  • Await Approval and License Issuance: After submitting your application, your licensing board will review your application and supporting documents. This process may take some time, so be patient. Once your application is approved, you will typically receive your journeyman license, which allows you to work independently as an electrician under the supervision of a master electrician.
  • Maintain and Renew Your License: Once you have obtained your journeyman license, it's important to stay compliant with your jurisdiction's regulations. This includes adhering to continuing education requirements, renewing your license on time, and staying updated on any changes in electrical codes or industry standards. Failure to comply with licensing regulations can result in the suspension or revocation of your license.
Step 6

Master Electrician Details

Becoming a master electrician is a significant achievement in the electrical trade. It represents the highest level of skill, expertise, and responsibility in the field. Here are the key details about becoming a master electrician:

  • Obtain Journeyman License: Before pursuing a master electrician license, you typically need to hold a valid journeyman electrician license. The journeyman license demonstrates your competency and experience as an electrician working under the supervision of a master electrician.
  • Gain Experience as a Journeyman Electrician: Most jurisdictions require a certain period of practical work experience as a journeyman electrician before applying for a master electrician license. The duration of this experience can vary, ranging from two to five years, depending on the jurisdiction and specific requirements.
  • Meet Additional Requirements: In addition to experience, master electrician licensing may have additional requirements. These can include completing further education or training programs, such as advanced coursework in electrical theory, code compliance, and safety practices. Some jurisdictions may also require proof of continuing education or completion of specific certifications.
  • Study for the Master Electrician Exam: The master electrician licensing process usually involves a comprehensive examination. The exam assesses your knowledge of electrical codes, regulations, advanced electrical theory, design principles, and more. Prepare for the exam by studying relevant textbooks, codebooks, and other reference materials.

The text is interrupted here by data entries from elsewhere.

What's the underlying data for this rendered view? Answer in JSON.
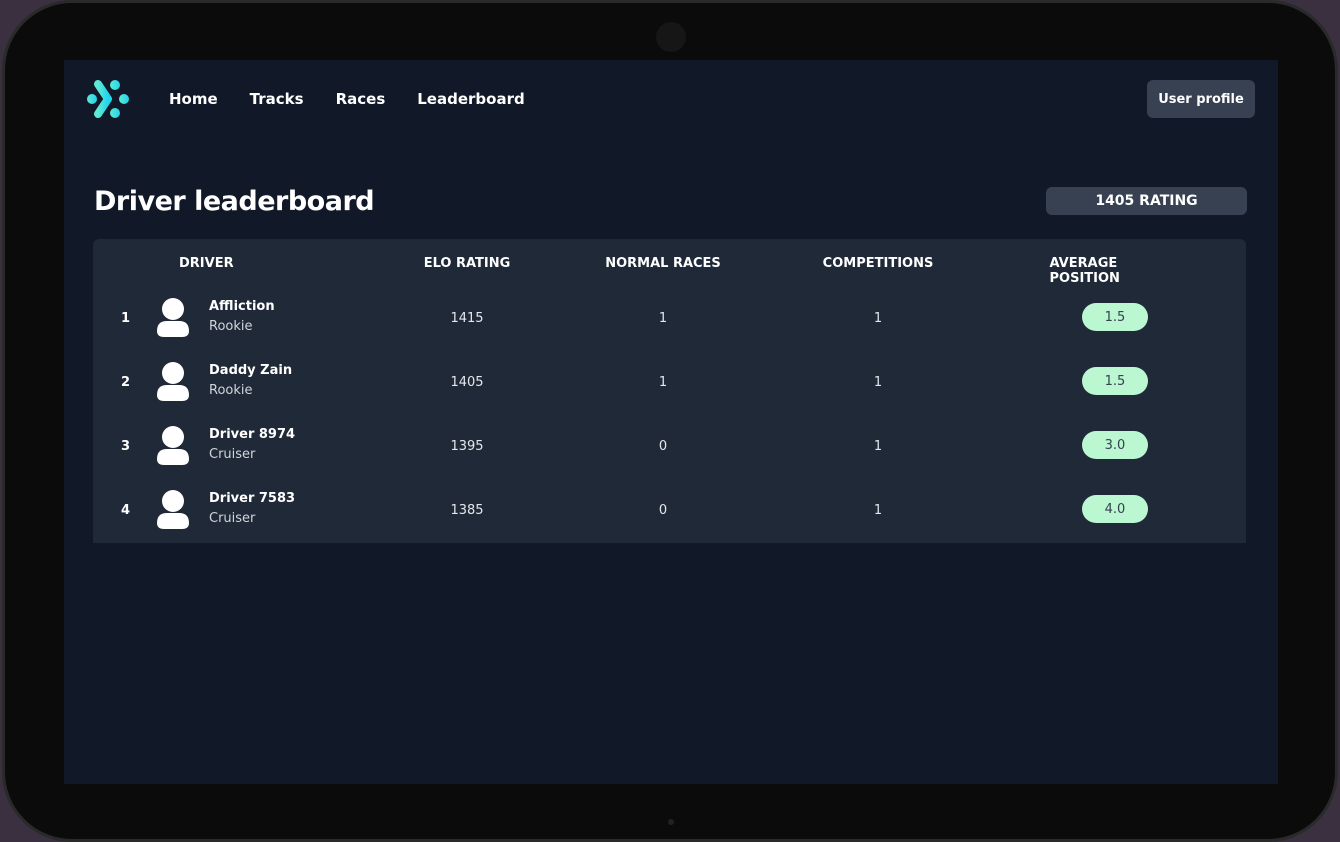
{
  "nav": {
    "items": [
      "Home",
      "Tracks",
      "Races",
      "Leaderboard"
    ],
    "profile_label": "User profile"
  },
  "page": {
    "title": "Driver leaderboard",
    "rating_badge": "1405 RATING"
  },
  "table": {
    "headers": [
      "DRIVER",
      "ELO RATING",
      "NORMAL RACES",
      "COMPETITIONS",
      "AVERAGE POSITION"
    ],
    "rows": [
      {
        "rank": "1",
        "name": "Affliction",
        "tier": "Rookie",
        "elo": "1415",
        "normal": "1",
        "competitions": "1",
        "avg": "1.5"
      },
      {
        "rank": "2",
        "name": "Daddy Zain",
        "tier": "Rookie",
        "elo": "1405",
        "normal": "1",
        "competitions": "1",
        "avg": "1.5"
      },
      {
        "rank": "3",
        "name": "Driver 8974",
        "tier": "Cruiser",
        "elo": "1395",
        "normal": "0",
        "competitions": "1",
        "avg": "3.0"
      },
      {
        "rank": "4",
        "name": "Driver 7583",
        "tier": "Cruiser",
        "elo": "1385",
        "normal": "0",
        "competitions": "1",
        "avg": "4.0"
      }
    ]
  },
  "colors": {
    "accent": "#2dd4e0",
    "pill": "#bbf7d0",
    "background": "#111827",
    "card": "#1f2937"
  }
}
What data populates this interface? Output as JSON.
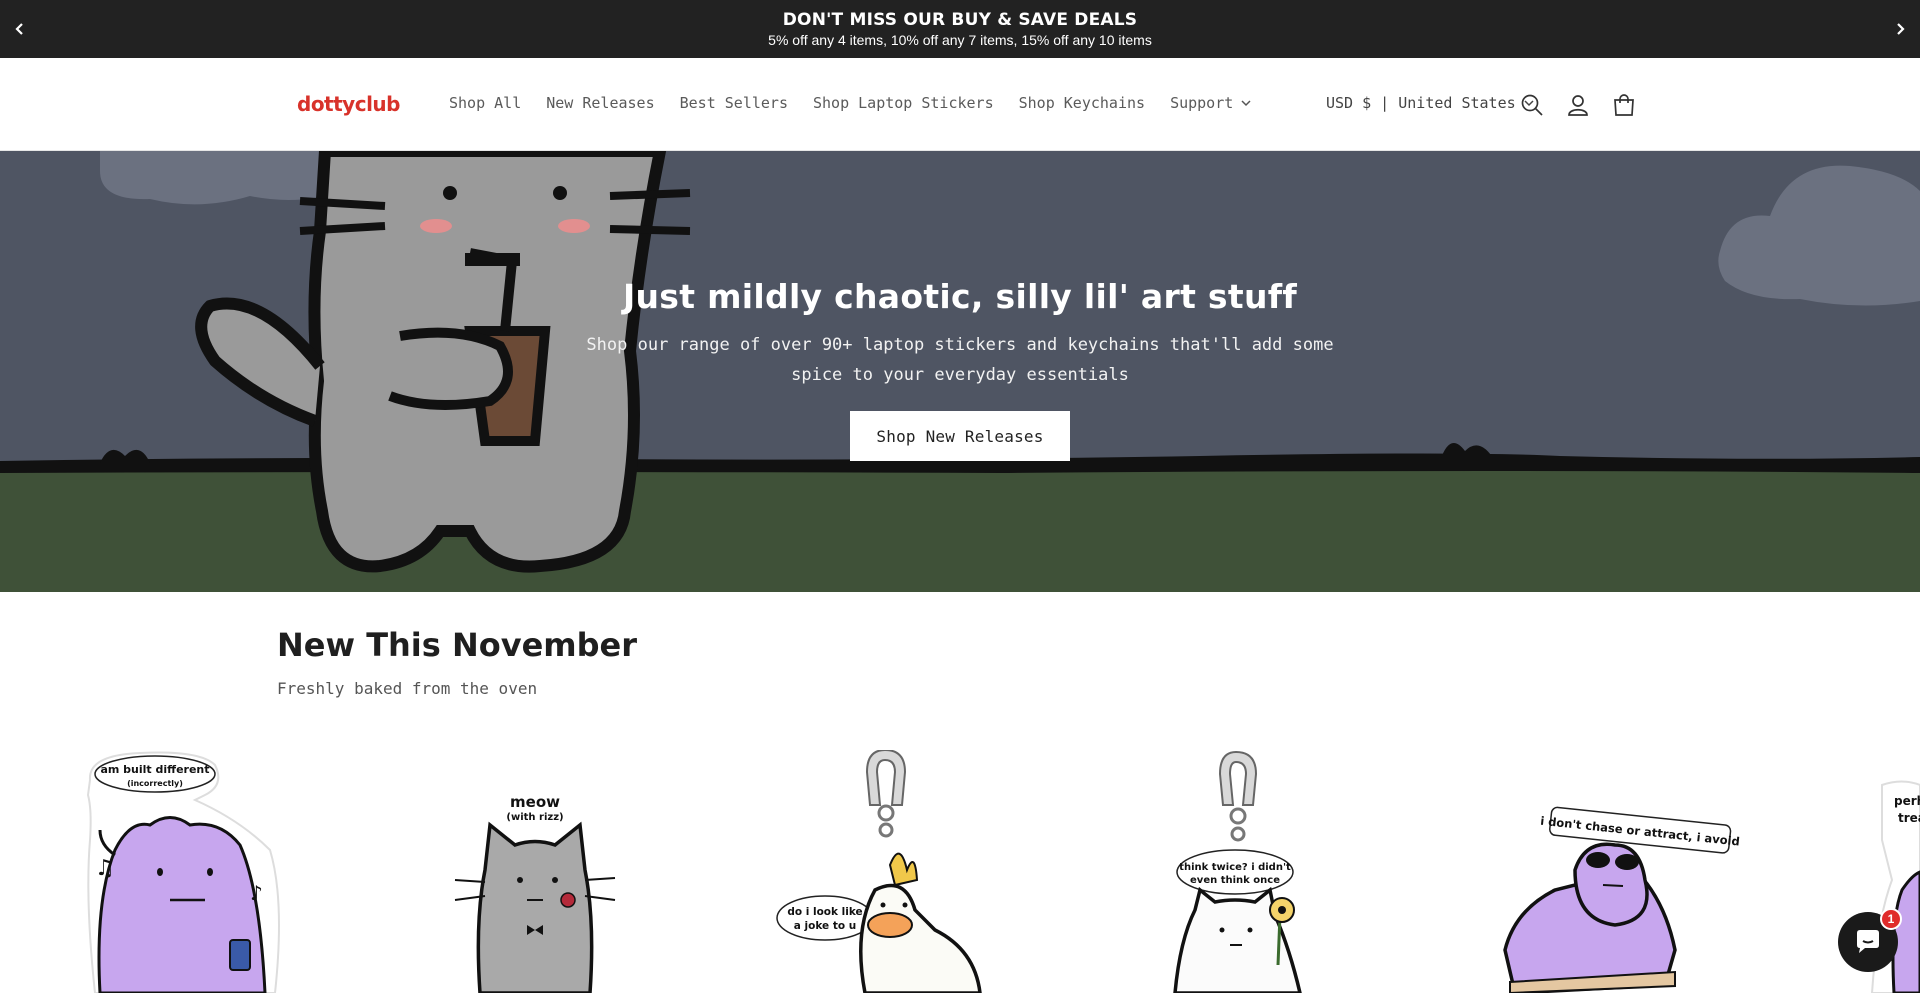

Exam preparation courses or study guides may also be available to help you review and reinforce your knowledge.
  • Apply for the Master Electrician License: Once you have met all the requirements, you can submit an application for the master electrician license to your local licensing board or regulatory authority. This application typically includes submitting the necessary paperwork, fees, proof of experience, and any other supporting documentation required by the licensing authority.
  • Pass the Master Electrician Exam: After your application is approved, you will need to pass the master electrician exam. The exam is usually a written test that evaluates your comprehensive knowledge of electrical concepts, codes, regulations, and practical applications. Successfully passing the exam is a critical step towards obtaining your master electrician license.
  • Receive the Master Electrician License: Upon passing the exam and meeting all the requirements, you will be granted the master electrician license. This license allows you to work independently as an electrical contractor or supervisor. It also enables you to take on more complex electrical projects, oversee the work of other electricians, and assume greater responsibility for electrical systems.
  • Maintain and Renew Your License: Just like any professional license, it's important to stay compliant with ongoing requirements to maintain and renew your master electrician license. This typically includes completing continuing education courses to stay updated on changes in electrical codes, regulations, and technological advancements.